Exercise instructions:
An exact copy of all the data is the expected answer.

[Excerpts from a dataset]

----------

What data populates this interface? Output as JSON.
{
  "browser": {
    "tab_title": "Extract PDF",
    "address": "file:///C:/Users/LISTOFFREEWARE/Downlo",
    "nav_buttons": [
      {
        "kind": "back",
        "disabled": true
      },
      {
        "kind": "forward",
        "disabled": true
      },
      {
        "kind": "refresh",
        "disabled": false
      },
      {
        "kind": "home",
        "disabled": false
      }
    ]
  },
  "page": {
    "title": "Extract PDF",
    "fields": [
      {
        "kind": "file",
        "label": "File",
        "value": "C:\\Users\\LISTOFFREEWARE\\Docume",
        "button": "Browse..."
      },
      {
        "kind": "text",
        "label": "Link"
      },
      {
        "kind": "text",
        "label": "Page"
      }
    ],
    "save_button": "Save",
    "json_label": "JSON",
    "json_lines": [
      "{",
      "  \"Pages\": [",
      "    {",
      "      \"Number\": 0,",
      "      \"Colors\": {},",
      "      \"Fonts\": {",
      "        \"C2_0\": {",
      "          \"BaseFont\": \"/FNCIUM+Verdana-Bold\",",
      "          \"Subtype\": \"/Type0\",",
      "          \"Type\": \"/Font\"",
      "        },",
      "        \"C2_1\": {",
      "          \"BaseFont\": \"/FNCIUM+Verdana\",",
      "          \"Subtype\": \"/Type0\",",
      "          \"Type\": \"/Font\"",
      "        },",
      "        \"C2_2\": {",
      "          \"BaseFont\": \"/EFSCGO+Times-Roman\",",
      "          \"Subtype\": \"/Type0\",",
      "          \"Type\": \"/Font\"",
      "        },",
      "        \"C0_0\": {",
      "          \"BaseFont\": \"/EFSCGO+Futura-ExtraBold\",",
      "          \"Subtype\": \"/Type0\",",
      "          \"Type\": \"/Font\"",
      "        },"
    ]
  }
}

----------

Output of the exercise:
What data populates this interface? Output as JSON.
{
  "browser": {
    "tab_title": "Extract PDF",
    "address": "file:///C:/Users/LISTOFFREEWARE/Downlo",
    "nav_buttons": [
      {
        "kind": "back",
        "disabled": true
      },
      {
        "kind": "forward",
        "disabled": true
      },
      {
        "kind": "refresh",
        "disabled": false
      },
      {
        "kind": "home",
        "disabled": false
      }
    ]
  },
  "page": {
    "title": "Extract PDF",
    "fields": [
      {
        "kind": "file",
        "label": "File",
        "value": "C:\\Users\\LISTOFFREEWARE\\Docume",
        "button": "Browse..."
      },
      {
        "kind": "text",
        "label": "Link"
      },
      {
        "kind": "text",
        "label": "Page"
      }
    ],
    "save_button": "Save",
    "json_label": "JSON",
    "json_lines": [
      "{",
      "  \"Pages\": [",
      "    {",
      "      \"Number\": 0,",
      "      \"Colors\": {},",
      "      \"Fonts\": {",
      "        \"C2_0\": {",
      "          \"BaseFont\": \"/FNCIUM+Verdana-Bold\",",
      "          \"Subtype\": \"/Type0\",",
      "          \"Type\": \"/Font\"",
      "        },",
      "        \"C2_1\": {",
      "          \"BaseFont\": \"/FNCIUM+Verdana\",",
      "          \"Subtype\": \"/Type0\",",
      "          \"Type\": \"/Font\"",
      "        },",
      "        \"C2_2\": {",
      "          \"BaseFont\": \"/EFSCGO+Times-Roman\",",
      "          \"Subtype\": \"/Type0\",",
      "          \"Type\": \"/Font\"",
      "        },",
      "        \"C0_0\": {",
      "          \"BaseFont\": \"/EFSCGO+Futura-ExtraBold\",",
      "          \"Subtype\": \"/Type0\",",
      "          \"Type\": \"/Font\"",
      "        },"
    ]
  }
}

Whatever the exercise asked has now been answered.